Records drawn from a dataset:
[Start of Attachment]
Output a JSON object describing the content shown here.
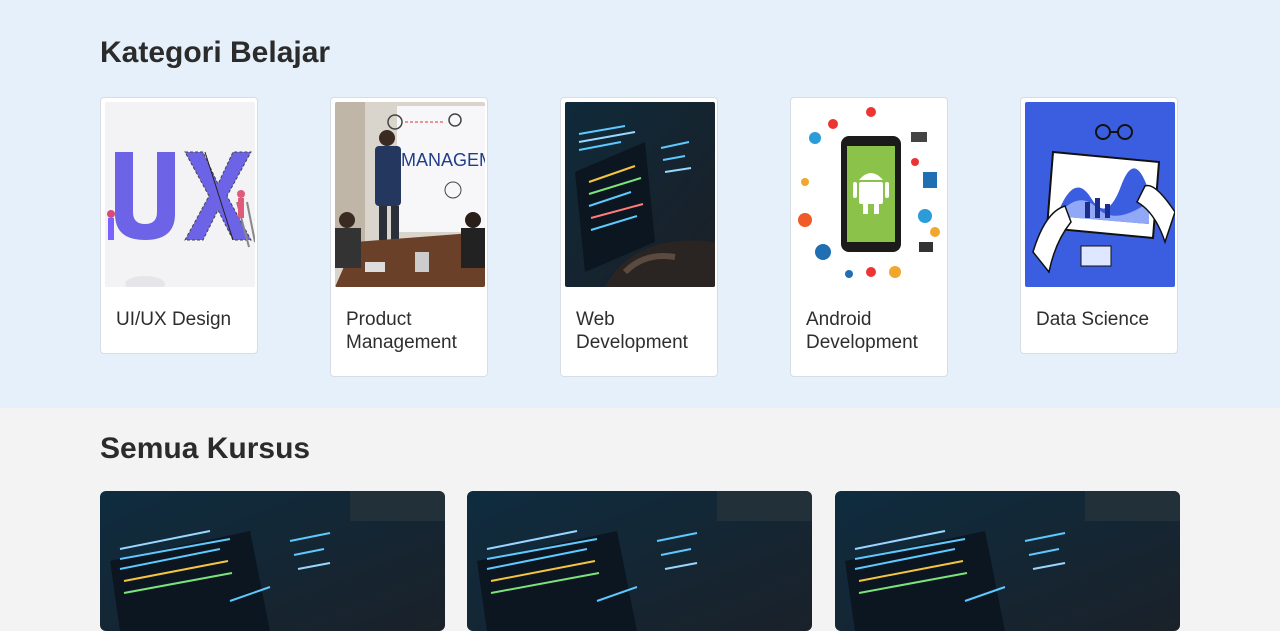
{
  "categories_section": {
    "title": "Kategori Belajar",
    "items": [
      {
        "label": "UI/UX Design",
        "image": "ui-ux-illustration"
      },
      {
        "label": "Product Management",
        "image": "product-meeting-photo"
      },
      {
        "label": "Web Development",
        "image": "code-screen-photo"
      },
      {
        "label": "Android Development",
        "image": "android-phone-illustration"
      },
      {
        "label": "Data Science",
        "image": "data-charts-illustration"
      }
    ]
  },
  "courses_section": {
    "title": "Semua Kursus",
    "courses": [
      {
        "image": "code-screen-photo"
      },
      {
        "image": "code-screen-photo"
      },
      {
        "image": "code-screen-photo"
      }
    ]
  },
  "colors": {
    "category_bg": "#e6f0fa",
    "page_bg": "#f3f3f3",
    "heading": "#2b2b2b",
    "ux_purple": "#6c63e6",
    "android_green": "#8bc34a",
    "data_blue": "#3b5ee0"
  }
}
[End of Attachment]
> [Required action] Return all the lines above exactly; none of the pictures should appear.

> [Response area]
Output a JSON object describing the content shown here.
{
  "categories_section": {
    "title": "Kategori Belajar",
    "items": [
      {
        "label": "UI/UX Design",
        "image": "ui-ux-illustration"
      },
      {
        "label": "Product Management",
        "image": "product-meeting-photo"
      },
      {
        "label": "Web Development",
        "image": "code-screen-photo"
      },
      {
        "label": "Android Development",
        "image": "android-phone-illustration"
      },
      {
        "label": "Data Science",
        "image": "data-charts-illustration"
      }
    ]
  },
  "courses_section": {
    "title": "Semua Kursus",
    "courses": [
      {
        "image": "code-screen-photo"
      },
      {
        "image": "code-screen-photo"
      },
      {
        "image": "code-screen-photo"
      }
    ]
  },
  "colors": {
    "category_bg": "#e6f0fa",
    "page_bg": "#f3f3f3",
    "heading": "#2b2b2b",
    "ux_purple": "#6c63e6",
    "android_green": "#8bc34a",
    "data_blue": "#3b5ee0"
  }
}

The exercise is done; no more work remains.